The Financial Times sat down with “musician, artist, thinker” Brian Eno in the studio of his Notting Hill home. Here are my favorite snippets from the interview:
On the transactional value between art and bitcoin:
It is not so different from bitcoin. Art is the ultimate cryptocurrency. What the art world is doing is engineering the consensual value of something, very quickly. It only needs two people, a buyer and a seller.
On fusing music and art vocations:
I had this real struggle inside me, on whether to do music or art. I worried about it a lot. And then one day, I decided I didn’t have to do one or the other, I could do both. I glimpsed the possibility of making each one more like the other, a sort of fusing together.
On ‘how simplicity can produce complexity’:
When I first came up with the idea of utilitarian music, it was very, very unpopular. It meant muzak. It was music reduced, stripped of its fundamental cultural importance. And that was my biggest hurdle. Artists were supposed to want people’s 100 per cent attention.” What interested him instead was, “what was the least that I could do with music; how much could I leave out? What if I made music that was just like an atmosphere?
He criticizes pop musicians for being too close-minded, using the metaphor of a light bulb: “nobody looks at the bloody bulb. And that is what has been happening in music. We’ve been looking at the bulb.”
Eno illustrates the complexity from simplicity theory on paper by drawing out what it isn’t. He draw a pyramid and inserts lines from top to bottom:
This is God, or the Pope, or the orchestra conductor. And information flows this way only. There is no feedback, other than something dramatic like a revolution.
The symphony: it is inspired by the divine; it enters the composer’s head; he writes it down and passes it to the conductor, and then the leaders of the orchestra, then the section principals, and then down to the rank and file. There is this idea that the music is already in existence, in the mind of God or the composer, and it is our purpose to realise it.
Now, as a working musician, I know it doesn’t happen like that. I have seen a lot of music come into existence. It is a mess. It is a lot of complex things bouncing off each other, until suddenly something beautiful and intricate exists. It wasn’t in anybody’s mind. Nobody had conceived it up to that point.
Pro tip: If you’re interested in more Brian Eno reads, peep the below: Brian Eno: ‘Try not to get a job’
- Brian Eno: ‘Try not to get a job’
- Brian Eno on what he learned from David Bowie in making art
- Brian Eno on Culture, aka the “Creative Arts”

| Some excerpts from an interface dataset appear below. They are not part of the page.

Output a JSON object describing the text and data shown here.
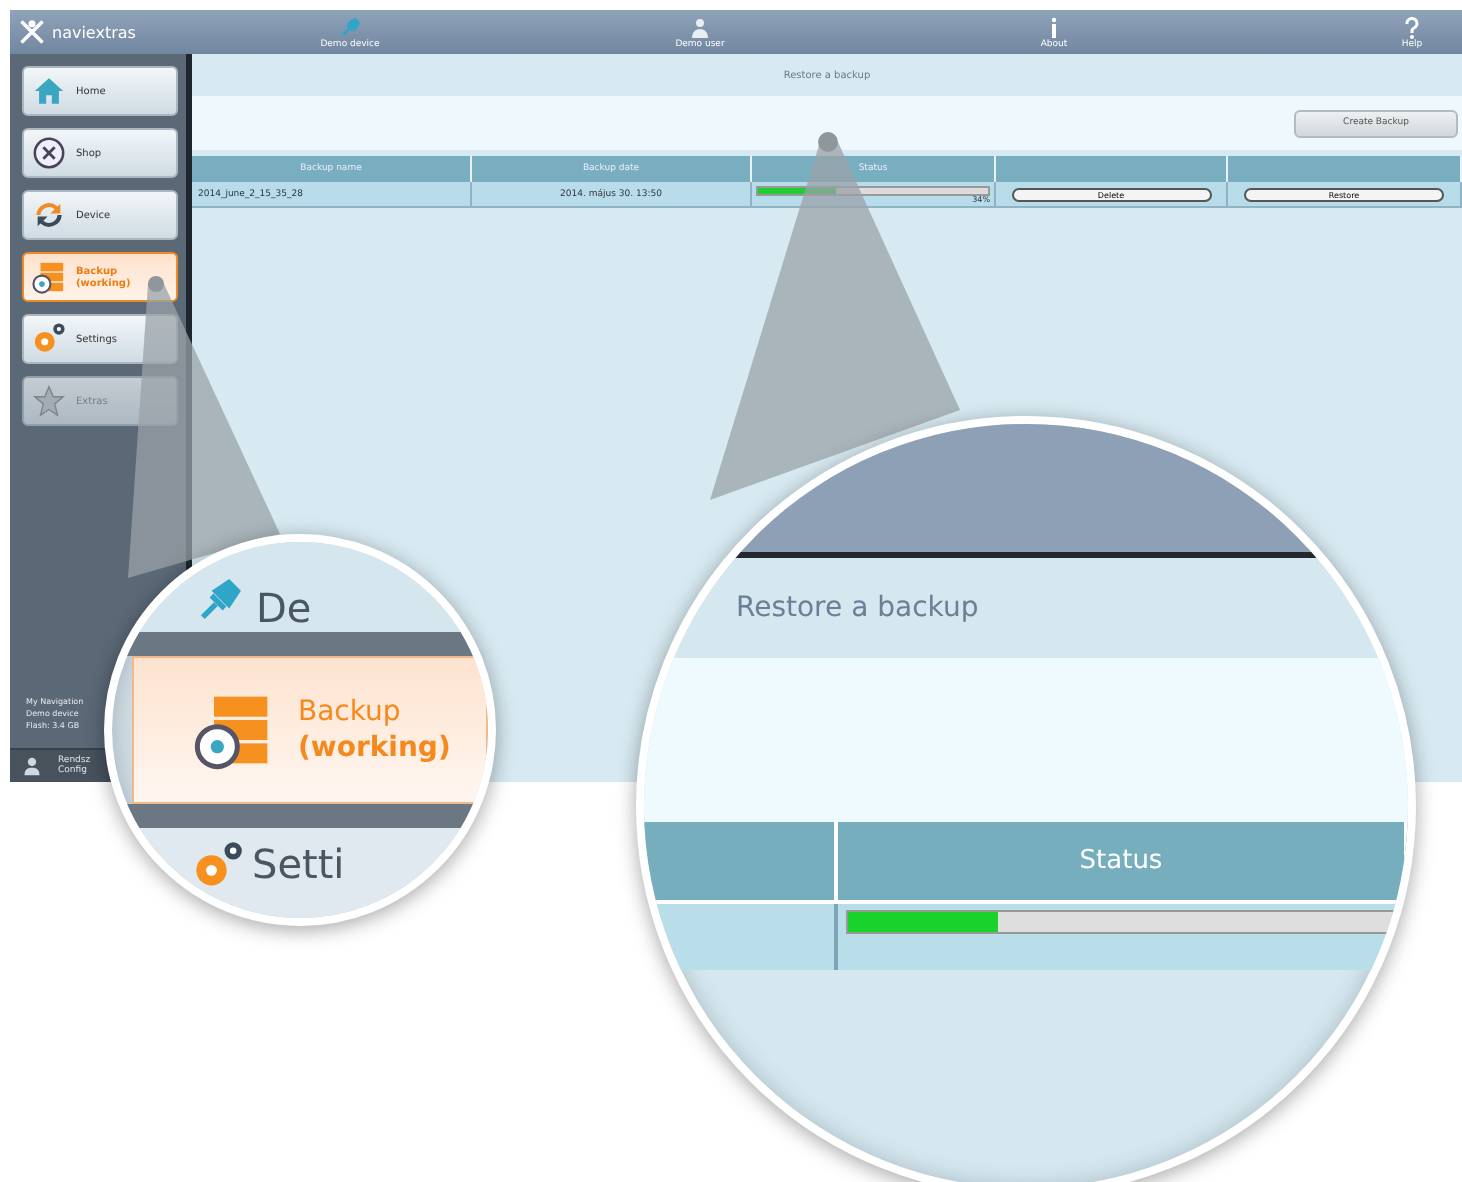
{
  "app": {
    "logo": "naviextras"
  },
  "toolbar": [
    {
      "kind": "device",
      "label": "Demo device"
    },
    {
      "kind": "user",
      "label": "Demo user"
    },
    {
      "kind": "about",
      "label": "About"
    },
    {
      "kind": "help",
      "label": "Help"
    }
  ],
  "sidebar": {
    "items": [
      {
        "kind": "home",
        "label": "Home",
        "selected": false,
        "disabled": false
      },
      {
        "kind": "shop",
        "label": "Shop",
        "selected": false,
        "disabled": false
      },
      {
        "kind": "device",
        "label": "Device",
        "selected": false,
        "disabled": false
      },
      {
        "kind": "backup",
        "label": "Backup",
        "status": "(working)",
        "selected": true,
        "disabled": false
      },
      {
        "kind": "settings",
        "label": "Settings",
        "selected": false,
        "disabled": false
      },
      {
        "kind": "extras",
        "label": "Extras",
        "selected": false,
        "disabled": true
      }
    ],
    "info": [
      "My Navigation",
      "Demo device",
      "Flash: 3.4 GB"
    ],
    "footer": [
      "Rendsz",
      "Config"
    ]
  },
  "page": {
    "title": "Restore a backup",
    "create_button": "Create Backup"
  },
  "table": {
    "columns": [
      "Backup name",
      "Backup date",
      "Status",
      "",
      ""
    ],
    "rows": [
      {
        "name": "2014_june_2_15_35_28",
        "date": "2014. május 30. 13:50",
        "level": 0.34,
        "reading": "34%",
        "delete": "Delete",
        "restore": "Restore"
      }
    ]
  },
  "magnifier_sidebar": {
    "partial_label": "De",
    "label": "Backup",
    "status": "(working)",
    "next_label": "Setti"
  },
  "magnifier_content": {
    "title": "Restore a backup",
    "column": "Status",
    "level": 0.27
  }
}
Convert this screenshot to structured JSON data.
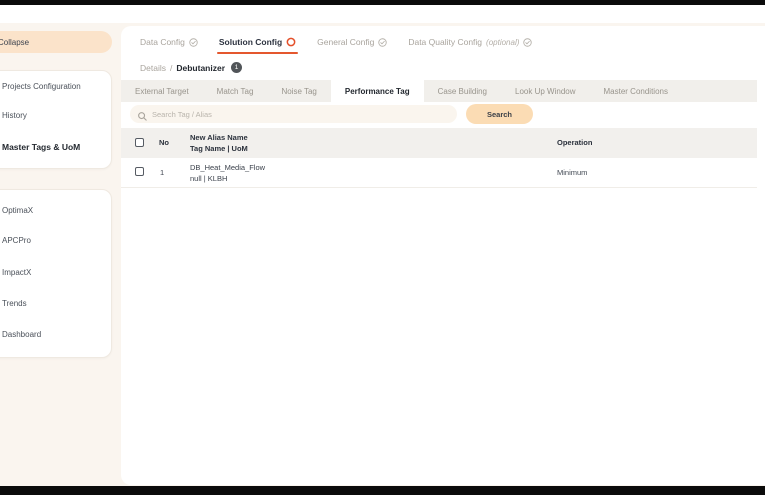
{
  "sidebar": {
    "collapse_label": "Collapse",
    "group1": [
      "Projects Configuration",
      "History",
      "Master Tags & UoM"
    ],
    "group2": [
      "OptimaX",
      "APCPro",
      "ImpactX",
      "Trends",
      "Dashboard"
    ]
  },
  "stepper": {
    "steps": [
      {
        "label": "Data Config",
        "status": "done"
      },
      {
        "label": "Solution Config",
        "status": "active"
      },
      {
        "label": "General Config",
        "status": "done"
      },
      {
        "label": "Data Quality Config",
        "suffix": "(optional)",
        "status": "done"
      }
    ]
  },
  "breadcrumb": {
    "parent": "Details",
    "separator": "/",
    "current": "Debutanizer",
    "badge_count": "1"
  },
  "tabs": [
    "External Target",
    "Match Tag",
    "Noise Tag",
    "Performance Tag",
    "Case Building",
    "Look Up Window",
    "Master Conditions"
  ],
  "active_tab": "Performance Tag",
  "search": {
    "placeholder": "Search Tag / Alias",
    "button_label": "Search"
  },
  "table": {
    "headers": {
      "no": "No",
      "alias_line1": "New Alias Name",
      "alias_line2": "Tag Name | UoM",
      "operation": "Operation"
    },
    "rows": [
      {
        "no": "1",
        "alias": "DB_Heat_Media_Flow",
        "tag_uom": "null | KLBH",
        "operation": "Minimum"
      }
    ]
  },
  "colors": {
    "accent_orange": "#e4572e",
    "pill_peach": "#fbe3ca",
    "button_peach": "#fbdcb4",
    "page_bg": "#faf5ef",
    "badge_dark": "#515559"
  }
}
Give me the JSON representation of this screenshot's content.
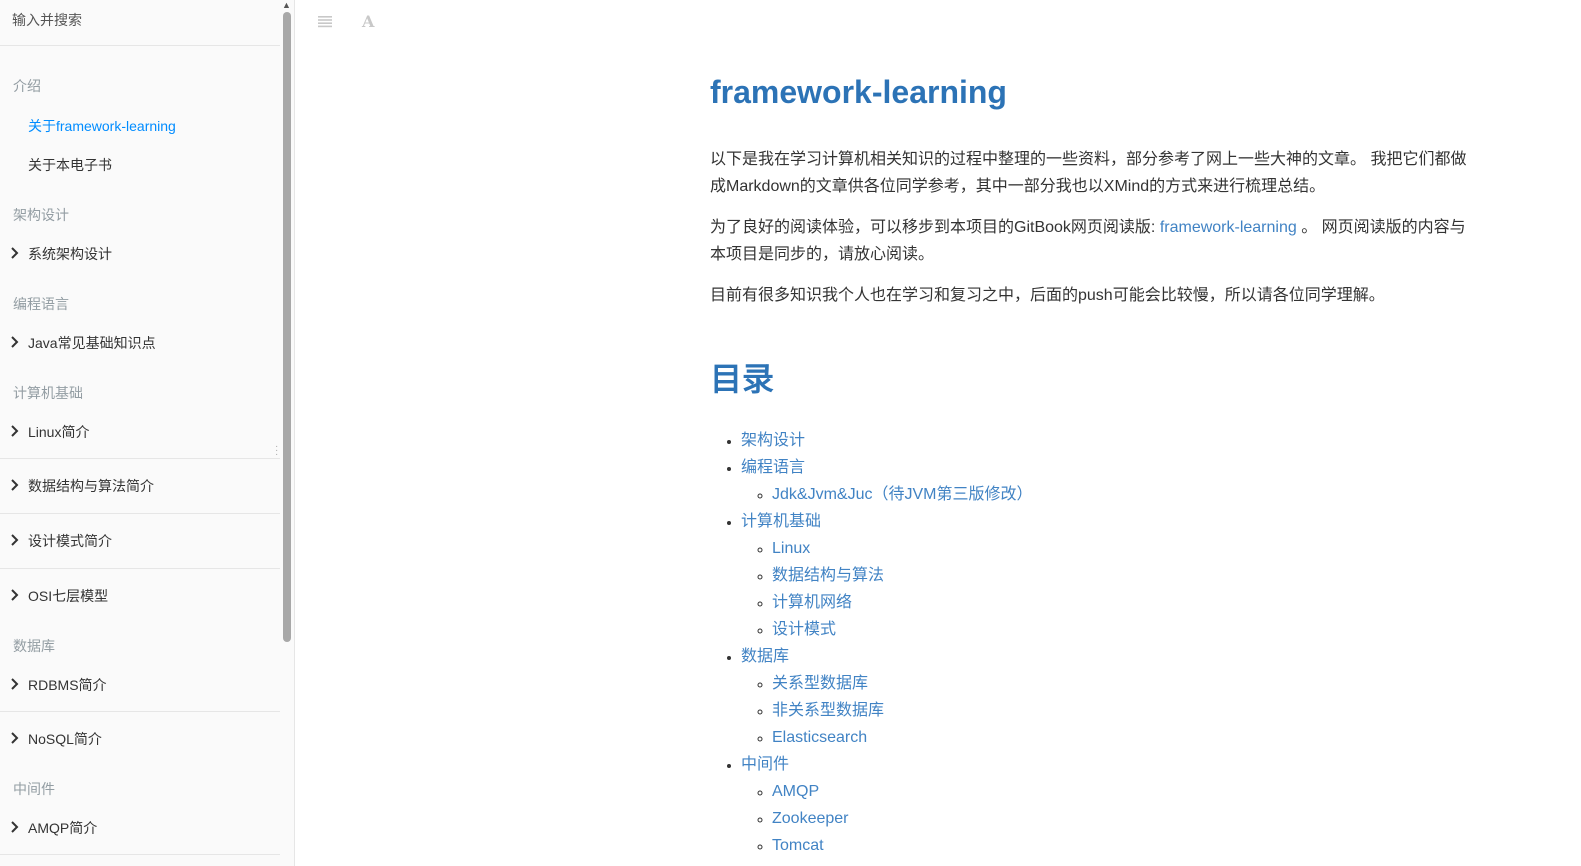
{
  "sidebar": {
    "search_placeholder": "输入并搜索",
    "sections": {
      "intro": "介绍",
      "arch": "架构设计",
      "lang": "编程语言",
      "cs": "计算机基础",
      "db": "数据库",
      "mw": "中间件"
    },
    "items": {
      "about_framework": "关于framework-learning",
      "about_ebook": "关于本电子书",
      "system_arch": "系统架构设计",
      "java_basics": "Java常见基础知识点",
      "linux": "Linux简介",
      "dsa": "数据结构与算法简介",
      "design_patterns": "设计模式简介",
      "osi": "OSI七层模型",
      "rdbms": "RDBMS简介",
      "nosql": "NoSQL简介",
      "amqp": "AMQP简介"
    }
  },
  "toolbar": {
    "toc_icon": "menu-lines-icon",
    "font_icon": "font-settings-icon",
    "font_glyph": "A"
  },
  "article": {
    "title": "framework-learning",
    "p1": "以下是我在学习计算机相关知识的过程中整理的一些资料，部分参考了网上一些大神的文章。 我把它们都做成Markdown的文章供各位同学参考，其中一部分我也以XMind的方式来进行梳理总结。",
    "p2_before": "为了良好的阅读体验，可以移步到本项目的GitBook网页阅读版: ",
    "p2_link": "framework-learning",
    "p2_after": " 。 网页阅读版的内容与本项目是同步的，请放心阅读。",
    "p3": "目前有很多知识我个人也在学习和复习之中，后面的push可能会比较慢，所以请各位同学理解。",
    "toc_heading": "目录",
    "toc": {
      "arch": "架构设计",
      "lang": "编程语言",
      "jdk": "Jdk&Jvm&Juc（待JVM第三版修改）",
      "cs": "计算机基础",
      "linux": "Linux",
      "dsa": "数据结构与算法",
      "network": "计算机网络",
      "patterns": "设计模式",
      "db": "数据库",
      "relational": "关系型数据库",
      "nonrelational": "非关系型数据库",
      "es": "Elasticsearch",
      "mw": "中间件",
      "amqp": "AMQP",
      "zk": "Zookeeper",
      "tomcat": "Tomcat"
    }
  }
}
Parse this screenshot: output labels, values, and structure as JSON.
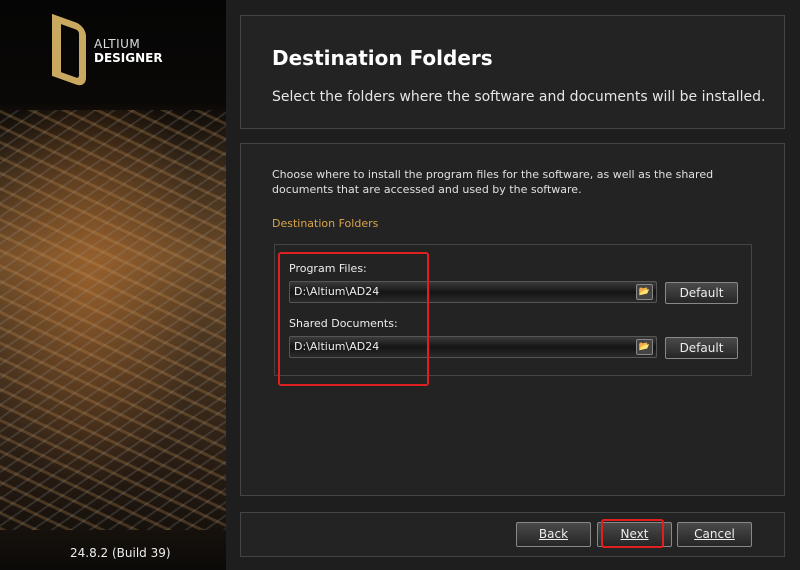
{
  "sidebar": {
    "logo_line1": "ALTIUM",
    "logo_line2": "DESIGNER",
    "version": "24.8.2 (Build 39)"
  },
  "header": {
    "title": "Destination Folders",
    "subtitle": "Select the folders where the software and documents will be installed."
  },
  "main": {
    "description": "Choose where to install the program files for the software, as well as the shared documents that are accessed and used by the software.",
    "section": "Destination Folders",
    "program_files": {
      "label": "Program Files:",
      "value": "D:\\Altium\\AD24",
      "default_label": "Default"
    },
    "shared_documents": {
      "label": "Shared Documents:",
      "value": "D:\\Altium\\AD24",
      "default_label": "Default"
    }
  },
  "footer": {
    "back": "Back",
    "next": "Next",
    "cancel": "Cancel"
  },
  "colors": {
    "accent": "#d9a44a",
    "highlight": "#e02020"
  }
}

On the left’s provincialism and the urge to speak out against the rise of nationalistic tribes:
“But now there is engagement with politics. I have so many American friends, they were so apolitical. Politics was something you never admitted to doing, like masturbation. But that has changed now. We all thought these [Trump and Brexit supporters] were this little bubble of weirdos. But we discovered that we were the ones in the little bubble.”